6. On the road
Once you are on the road, plan to stop every 2, 3 hours. Give your dog a chance to stretch his legs, have a toilet break, a treat, and a drink of water. Before getting your dog out of the car, have the leash attached, as dogs can bolt and may run in front of traffic.
Be mindful of the outside temperature. Dog are very sensitive to hot temperatures. Travel with the air conditioner on, put the windows down to let the breeze in, and park in the shade when you stop. Don’t leave your dog in the car! This is very dangerous and your dog can die from heatstroke very quickly. Consider a sunshade on the back window if you travel on hot days. If you are going to the snow, consider a warm jacket and even some doggy boots.
8. Go for a Test Drive
Before you plan a long road trip with your dog, it’s important that you familiarize them with the idea of sitting traveling in a car. The easiest way of doing this is to use a step-by-step approach and reward them after completing every step.
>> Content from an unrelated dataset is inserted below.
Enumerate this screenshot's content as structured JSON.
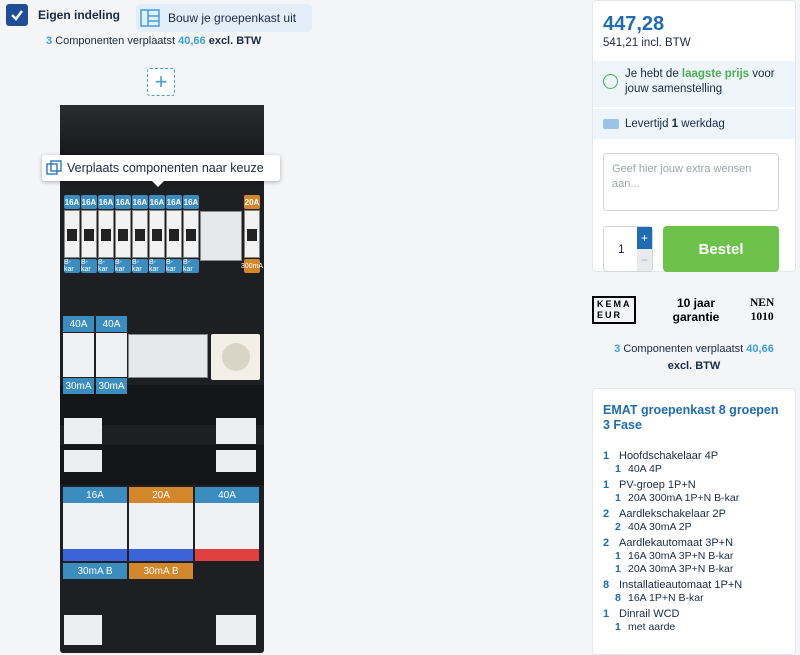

For instance, on the first day, you could just take your dog near the car and give them a treat afterward. The next day, make them sit inside the car for a few minutes. Depending on how they react to the car, you can take them out for a short drive around the neighborhood.
If your dog adjusts well to the process, the next step is to plan a short trip with them. It could just be a drive to a dog park a couple of blocks away from your house. Also, don’t forget to reward your dog after each step.
9. Stock Enough Medication
The last thing you want to do on a trip is to hunt for your dog’s medicines in a new city or town. If your dog suffers from any chronic health condition, ask your vet to prescribe sufficient medicines for the entire trip.
Also, check with the vet about medication for motion sickness, anxiety, ticks, infections, and various emergencies. If you don’t have the time to go to a pet store or clinic to fetch these medicines, you can order them online on PetCareRx.com. This is also a good time to order supplies for a handy pet first-aid kit.
10. Plan Your Route & Itinerary
You can’t go on a road trip without first checking the route and planning a tentative itinerary. This is all the more important when your canine friend is accompanying you on the journey. Once you have a clear idea of the route, check the weather and road conditions.
Also, find out if there are enough pet-friendly places to make pit stops during the trip. Check for open areas, such as parks, where your pet can relieve himself or herself.
Likewise, if you intend to be on the road for more than a day, make sure you design a dog-friendly itinerary. The key is to give your dog enough time to recover from the exhaustion and stress of a day-long car ride.